I was able to obtain the history from an Ex staffer Paul who writes

"Yes I worked for Spengat Systems who later split into Spengat Computers and Spengat Technologies. The company directors were Mr Richard Spencer and Mr Baldamero Gato. I worked with them for about 7 years during the 1980s as a software developer of custom industrial control systems and custom business systems. The businesses were located in Newcastle, NSW.

The IWS stands for Industrial Work Station, the 500 represents that it was originally a Commodore Amiga 500 transplanted into an industrial housing. While I wasn’t directly involved in this particular project I believe BHP Engineering had a data logging application and Spengat had the job of industrializing the Amiga computers and adding the additional serial ports. This was in the era of 8086 and 80286 processors with CGA and VGA graphics the best available. The Amiga provided better graphics and multitasking capabilities, the reason it was selected for the project.

Our company, headed by two ex-BHP electrical engineers, sourced a lot of I.T. related contracts from the BHP Plant at Port Waratah, Newcastle. Projects mainly involved industrial control and plant monitoring projects that included PLC programming and SCADA control systems along with data logging projects using high performance RISC computers. The Spengat Computers division were the retail arm and a Commodore dealer experiencing great success in terms of Commodore 64 and Commodore Amiga computer sales as well as PCs."


@GeoKM - The adaptor you have listed turns an Amiga Keyboard into USB, we need to turn a USB into an Amiga KB =)

Hopefully however we have the original KB… Fingers crossed!

Ahhh sorry that is not the one I was thinking of…

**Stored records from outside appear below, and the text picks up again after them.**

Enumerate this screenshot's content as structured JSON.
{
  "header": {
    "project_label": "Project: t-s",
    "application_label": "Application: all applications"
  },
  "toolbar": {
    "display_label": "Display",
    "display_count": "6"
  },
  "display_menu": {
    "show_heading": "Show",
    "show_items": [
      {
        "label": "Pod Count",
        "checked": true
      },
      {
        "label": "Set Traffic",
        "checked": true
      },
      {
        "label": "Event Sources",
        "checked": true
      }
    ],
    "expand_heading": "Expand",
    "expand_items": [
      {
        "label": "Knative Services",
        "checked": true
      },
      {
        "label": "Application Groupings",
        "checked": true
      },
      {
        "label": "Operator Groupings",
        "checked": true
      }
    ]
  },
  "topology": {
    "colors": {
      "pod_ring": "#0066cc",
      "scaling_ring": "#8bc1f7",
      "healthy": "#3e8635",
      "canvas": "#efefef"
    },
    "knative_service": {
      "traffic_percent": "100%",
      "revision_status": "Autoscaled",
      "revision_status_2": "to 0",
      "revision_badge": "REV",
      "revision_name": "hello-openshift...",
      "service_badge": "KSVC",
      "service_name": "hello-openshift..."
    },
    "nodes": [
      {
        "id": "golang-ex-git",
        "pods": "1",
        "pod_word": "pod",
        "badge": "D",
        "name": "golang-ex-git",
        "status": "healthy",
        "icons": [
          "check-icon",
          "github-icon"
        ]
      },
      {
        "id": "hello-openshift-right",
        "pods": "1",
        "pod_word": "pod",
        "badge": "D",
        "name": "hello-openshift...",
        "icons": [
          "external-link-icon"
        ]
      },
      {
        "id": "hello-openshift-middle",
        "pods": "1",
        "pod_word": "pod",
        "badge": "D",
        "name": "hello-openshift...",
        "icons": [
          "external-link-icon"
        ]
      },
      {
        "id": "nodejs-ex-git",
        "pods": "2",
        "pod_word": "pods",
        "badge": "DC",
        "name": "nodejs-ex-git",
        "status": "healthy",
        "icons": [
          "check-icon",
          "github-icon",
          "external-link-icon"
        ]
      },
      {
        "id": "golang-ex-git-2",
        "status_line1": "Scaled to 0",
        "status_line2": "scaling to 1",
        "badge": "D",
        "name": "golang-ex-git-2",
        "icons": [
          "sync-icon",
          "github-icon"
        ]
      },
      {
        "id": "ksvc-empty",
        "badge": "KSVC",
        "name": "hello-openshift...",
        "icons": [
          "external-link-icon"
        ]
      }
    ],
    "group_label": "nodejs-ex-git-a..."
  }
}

One of these would suffice though, and we could still use/display the actual Amiga kbd if we find it too.

This is not the one I was thinking of, but it is similar.!